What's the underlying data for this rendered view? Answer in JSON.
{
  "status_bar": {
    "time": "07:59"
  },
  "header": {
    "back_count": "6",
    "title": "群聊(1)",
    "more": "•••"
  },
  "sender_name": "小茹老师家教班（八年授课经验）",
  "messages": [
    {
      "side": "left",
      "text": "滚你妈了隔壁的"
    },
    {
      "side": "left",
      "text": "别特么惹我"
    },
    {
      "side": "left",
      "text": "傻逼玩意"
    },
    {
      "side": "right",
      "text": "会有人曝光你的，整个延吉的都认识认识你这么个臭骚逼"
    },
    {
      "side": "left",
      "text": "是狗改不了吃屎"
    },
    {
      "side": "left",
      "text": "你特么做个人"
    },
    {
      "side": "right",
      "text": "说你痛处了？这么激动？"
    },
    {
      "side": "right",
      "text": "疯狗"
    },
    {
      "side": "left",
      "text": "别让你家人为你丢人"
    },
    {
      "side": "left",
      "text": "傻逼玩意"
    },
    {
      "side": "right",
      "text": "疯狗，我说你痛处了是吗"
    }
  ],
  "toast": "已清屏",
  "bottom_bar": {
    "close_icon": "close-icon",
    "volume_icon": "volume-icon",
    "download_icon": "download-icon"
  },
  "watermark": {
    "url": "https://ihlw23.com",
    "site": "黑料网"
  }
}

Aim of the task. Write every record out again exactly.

Written answer.
What's the underlying data for this rendered view? Answer in JSON.
{
  "status_bar": {
    "time": "07:59"
  },
  "header": {
    "back_count": "6",
    "title": "群聊(1)",
    "more": "•••"
  },
  "sender_name": "小茹老师家教班（八年授课经验）",
  "messages": [
    {
      "side": "left",
      "text": "滚你妈了隔壁的"
    },
    {
      "side": "left",
      "text": "别特么惹我"
    },
    {
      "side": "left",
      "text": "傻逼玩意"
    },
    {
      "side": "right",
      "text": "会有人曝光你的，整个延吉的都认识认识你这么个臭骚逼"
    },
    {
      "side": "left",
      "text": "是狗改不了吃屎"
    },
    {
      "side": "left",
      "text": "你特么做个人"
    },
    {
      "side": "right",
      "text": "说你痛处了？这么激动？"
    },
    {
      "side": "right",
      "text": "疯狗"
    },
    {
      "side": "left",
      "text": "别让你家人为你丢人"
    },
    {
      "side": "left",
      "text": "傻逼玩意"
    },
    {
      "side": "right",
      "text": "疯狗，我说你痛处了是吗"
    }
  ],
  "toast": "已清屏",
  "bottom_bar": {
    "close_icon": "close-icon",
    "volume_icon": "volume-icon",
    "download_icon": "download-icon"
  },
  "watermark": {
    "url": "https://ihlw23.com",
    "site": "黑料网"
  }
}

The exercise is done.